The Supreme Court on Friday struck down President Joe Biden’s federal student loan forgiveness plan, denying tens of millions of Americans the chance to get up to $20,000 of their debt erased.
The ruling, which matched expert predictions given the justices’ conservative majority, is a massive blow to borrowers who were promised loan forgiveness by the Biden administration last summer.
The 6-3 majority ruled that at least one of the GOP-led six states that challenged the loan relief program had the proper legal footing, known as standing, to do so.
The high court said the president didn’t have the authority to instruct his Education secretary to cancel such a large amount of consumer debt without authorization from Congress.
″‘Can the Secretary use his powers to abolish $430 billion in student loans, completely canceling loan balances for 20 million borrowers, as a pandemic winds down to its end?’” wrote Chief Justice John Roberts in the majority opinion for Biden v. Nebraska. “We can’t believe the answer would be yes.”
Roberts also said the president’s plan would cause harm to Missouri, as it would have reduced profits at the Missouri Higher Education Loan Authority, or MOHELA.
“Under the Secretary’s plan, roughly half of all federal borrowers would have their loans completely discharged,” Roberts wrote. “MOHELA could no longer service those closed accounts, costing it, by Missouri’s estimate, $44 million a year in fees…The plan’s harm to MOHELA is also a harm to Missouri.”
Legal experts and advocates recently poked holes in the states’ argument that Biden’s plan would reduce MOHELA’s bottom line.

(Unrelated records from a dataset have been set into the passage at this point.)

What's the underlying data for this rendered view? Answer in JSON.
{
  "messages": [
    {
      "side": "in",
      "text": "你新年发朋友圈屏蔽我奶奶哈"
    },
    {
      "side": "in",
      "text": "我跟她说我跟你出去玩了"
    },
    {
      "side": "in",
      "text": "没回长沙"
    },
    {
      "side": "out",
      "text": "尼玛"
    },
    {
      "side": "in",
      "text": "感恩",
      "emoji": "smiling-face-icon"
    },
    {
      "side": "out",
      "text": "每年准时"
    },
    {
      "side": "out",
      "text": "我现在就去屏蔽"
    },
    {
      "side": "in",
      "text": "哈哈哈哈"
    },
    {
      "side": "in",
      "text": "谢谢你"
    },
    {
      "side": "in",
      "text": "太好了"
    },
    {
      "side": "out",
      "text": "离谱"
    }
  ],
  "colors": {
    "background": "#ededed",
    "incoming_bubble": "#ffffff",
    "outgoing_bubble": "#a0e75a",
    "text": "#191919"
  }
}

They pointed out that the lender’s revenue was actually expected to rise because of some student loan servicers recently leaving the space and it picking up extra accounts.

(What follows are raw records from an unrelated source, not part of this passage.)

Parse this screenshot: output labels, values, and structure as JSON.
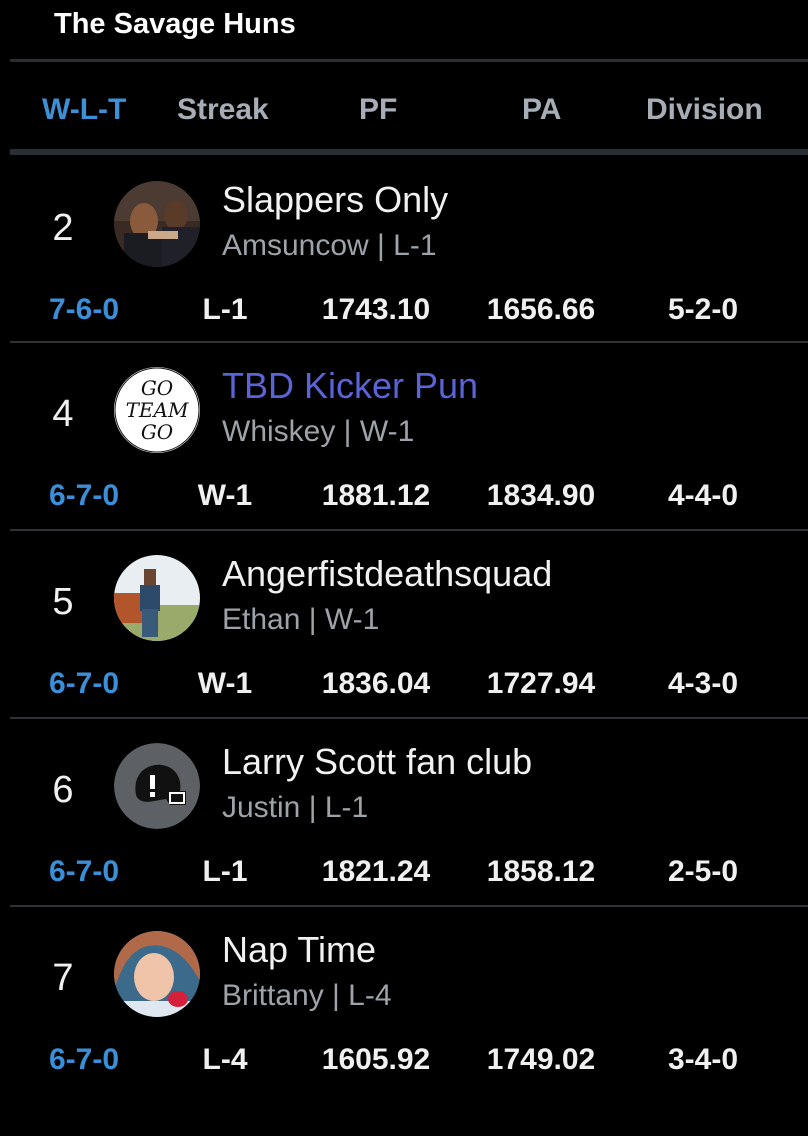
{
  "league_title": "The Savage Huns",
  "columns": [
    "W-L-T",
    "Streak",
    "PF",
    "PA",
    "Division"
  ],
  "active_column": "W-L-T",
  "teams": [
    {
      "rank": "2",
      "name": "Slappers Only",
      "owner_line": "Amsuncow | L-1",
      "wlt": "7-6-0",
      "streak": "L-1",
      "pf": "1743.10",
      "pa": "1656.66",
      "division": "5-2-0",
      "avatar": "photo-avatar"
    },
    {
      "rank": "4",
      "name": "TBD Kicker Pun",
      "owner_line": "Whiskey | W-1",
      "wlt": "6-7-0",
      "streak": "W-1",
      "pf": "1881.12",
      "pa": "1834.90",
      "division": "4-4-0",
      "avatar": "go-team-go-avatar",
      "avatar_text": [
        "GO",
        "TEAM",
        "GO"
      ]
    },
    {
      "rank": "5",
      "name": "Angerfistdeathsquad",
      "owner_line": "Ethan | W-1",
      "wlt": "6-7-0",
      "streak": "W-1",
      "pf": "1836.04",
      "pa": "1727.94",
      "division": "4-3-0",
      "avatar": "photo-avatar"
    },
    {
      "rank": "6",
      "name": "Larry Scott fan club",
      "owner_line": "Justin | L-1",
      "wlt": "6-7-0",
      "streak": "L-1",
      "pf": "1821.24",
      "pa": "1858.12",
      "division": "2-5-0",
      "avatar": "helmet-avatar"
    },
    {
      "rank": "7",
      "name": "Nap Time",
      "owner_line": "Brittany | L-4",
      "wlt": "6-7-0",
      "streak": "L-4",
      "pf": "1605.92",
      "pa": "1749.02",
      "division": "3-4-0",
      "avatar": "cartoon-avatar"
    }
  ],
  "colors": {
    "background": "#000000",
    "accent_blue": "#3b8fd8",
    "link_purple": "#5b63d8",
    "muted_text": "#9ea3aa"
  }
}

“I was surprised the court found Missouri had standing,” said higher education expert Mark Kantrowitz. “The debts of MOHELA are not the debts of the state. And MOEHLA is able to sue on its own, so why didn’t it bring its own lawsuit?”

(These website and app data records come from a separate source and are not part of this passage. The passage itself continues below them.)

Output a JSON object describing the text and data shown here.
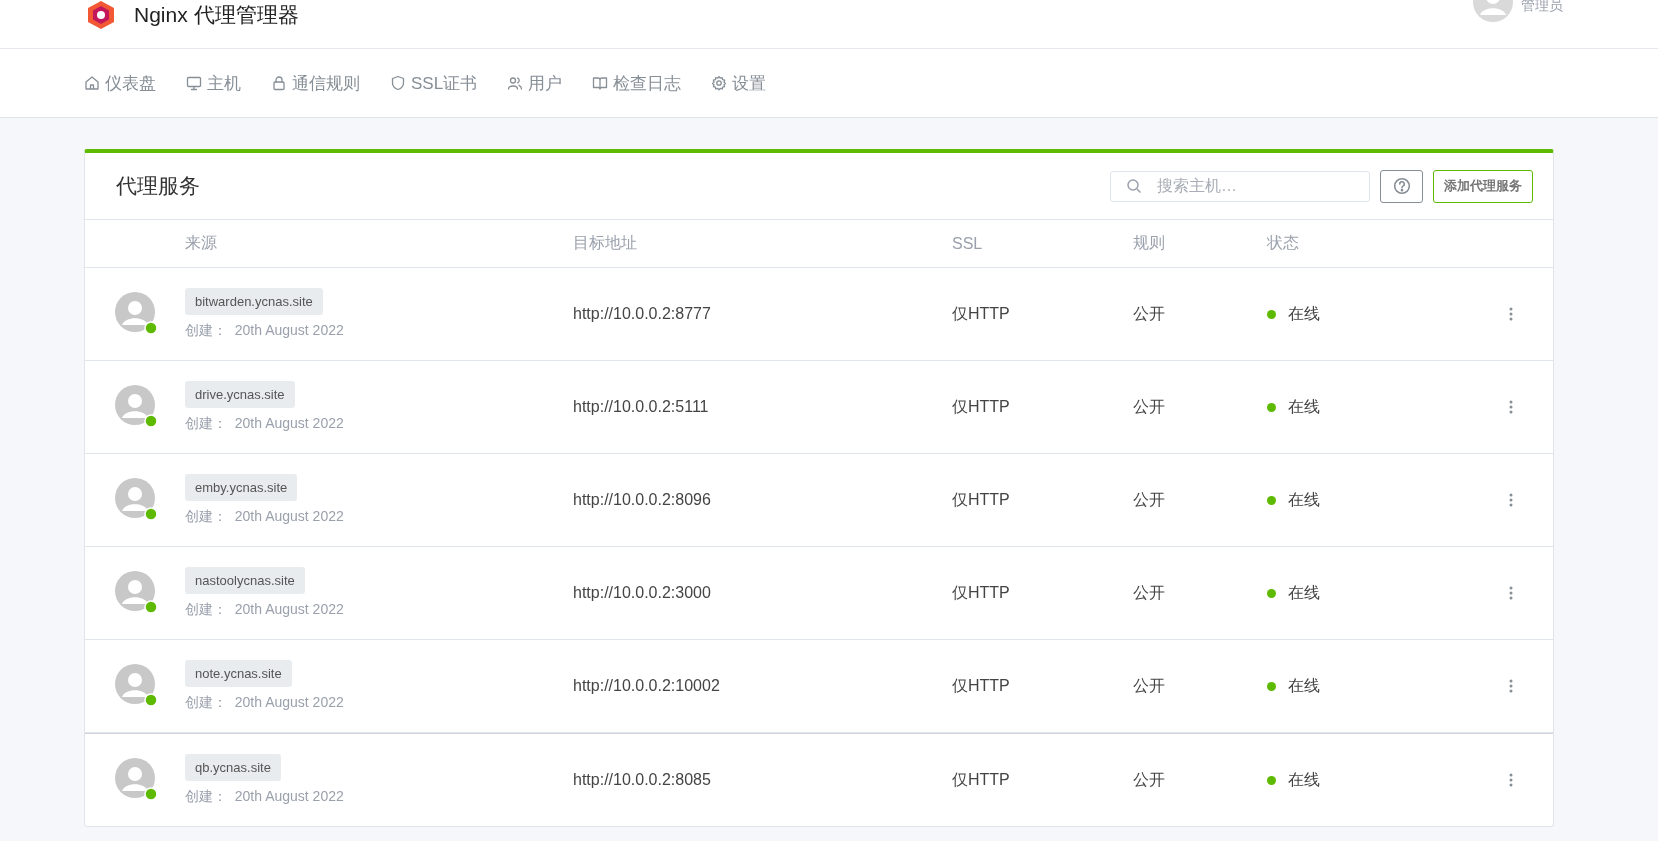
{
  "header": {
    "title": "Nginx 代理管理器",
    "user_role": "管理员"
  },
  "nav": [
    {
      "label": "仪表盘"
    },
    {
      "label": "主机"
    },
    {
      "label": "通信规则"
    },
    {
      "label": "SSL证书"
    },
    {
      "label": "用户"
    },
    {
      "label": "检查日志"
    },
    {
      "label": "设置"
    }
  ],
  "card": {
    "title": "代理服务",
    "search": {
      "placeholder": "搜索主机…"
    },
    "add_button": "添加代理服务"
  },
  "table": {
    "columns": [
      "来源",
      "目标地址",
      "SSL",
      "规则",
      "状态"
    ],
    "rows": [
      {
        "domain": "bitwarden.ycnas.site",
        "created": "创建：  20th August 2022",
        "target": "http://10.0.0.2:8777",
        "ssl": "仅HTTP",
        "rule": "公开",
        "status": "在线",
        "online": true
      },
      {
        "domain": "drive.ycnas.site",
        "created": "创建：  20th August 2022",
        "target": "http://10.0.0.2:5111",
        "ssl": "仅HTTP",
        "rule": "公开",
        "status": "在线",
        "online": true
      },
      {
        "domain": "emby.ycnas.site",
        "created": "创建：  20th August 2022",
        "target": "http://10.0.0.2:8096",
        "ssl": "仅HTTP",
        "rule": "公开",
        "status": "在线",
        "online": true
      },
      {
        "domain": "nastoolycnas.site",
        "created": "创建：  20th August 2022",
        "target": "http://10.0.0.2:3000",
        "ssl": "仅HTTP",
        "rule": "公开",
        "status": "在线",
        "online": true
      },
      {
        "domain": "note.ycnas.site",
        "created": "创建：  20th August 2022",
        "target": "http://10.0.0.2:10002",
        "ssl": "仅HTTP",
        "rule": "公开",
        "status": "在线",
        "online": true
      },
      {
        "domain": "qb.ycnas.site",
        "created": "创建：  20th August 2022",
        "target": "http://10.0.0.2:8085",
        "ssl": "仅HTTP",
        "rule": "公开",
        "status": "在线",
        "online": true
      }
    ]
  }
}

In a statement Friday, Biden called the Supreme Court’s decision wrong and accused Republicans of hypocrisy.
“They had no problem with billions in pandemic-related loans to businesses — including hundreds of thousands and in some cases millions of dollars for their own businesses. And those loans were forgiven,” Biden said. “But when it came to providing relief to millions of hard-working Americans, they did everything in their power to stop it.”
In a briefing Friday afternoon, Biden said his administration was looking for another avenue to deliver student debt relief.
Consumer advocates slammed the ruling, and accused the court of bias.
“Today’s decision is an absolute betrayal to 40 million student loan borrowers counting on an impartial court to decide their financial future based upon the established rule of law,” said Persis Yu, deputy executive director at the Student Borrower Protection Center, an advocacy group.
Astra Taylor, co-founder of the Debt Collective, a union of debtors, called the decision “a travesty for debtors and for democracy.”
“Student loan cancelation is perfectly legal, and these baseless and bad-faith lawsuits should have been dismissed long ago,” Taylor said.
The U.S. Department of Education recently warned that the Covid pandemic left millions of borrowers in a worse off financial situation and that its relief was necessary to avoid a historic rise in delinquencies and defaults.
The high court’s decision is a major win for the plaintiffs who worked to block the forgiveness and were worried about the executive branch interfering in the lending sector. At an estimated cost of $400 billion, Biden’s policy would have been among the most expensive executive actions in U.S. history.
“The President’s unilateral student debt cancellation plan was expensive, inflationary, poorly targeted, and would have done nothing to improve the affordability of higher education,” Maya MacGuineas, president of the Committee for a Responsible Federal Budget, said in a statement. “With today’s Supreme Court decision, it’s time to put these costly cancellation schemes behind us.”
Sen. Tim Scott, R-S.C., a Republican presidential contender, called the loan forgiveness plan an “illegal and immoral” bid to “transfer student debt to taxpayers.”
“If you take out a loan, you pay it back,” Scott said in a statement.
Conservative lawmakers recently passed legislation in the House and Senate to overturn the president’s plan, criticizing the policy for forcing taxpayers to improve the personal finances of those who benefited from higher education. Around half of people in the U.S. don’t hold a college degree, which research shows leads to greater earnings.
Biden vetoed that legislation.
Source : CNBC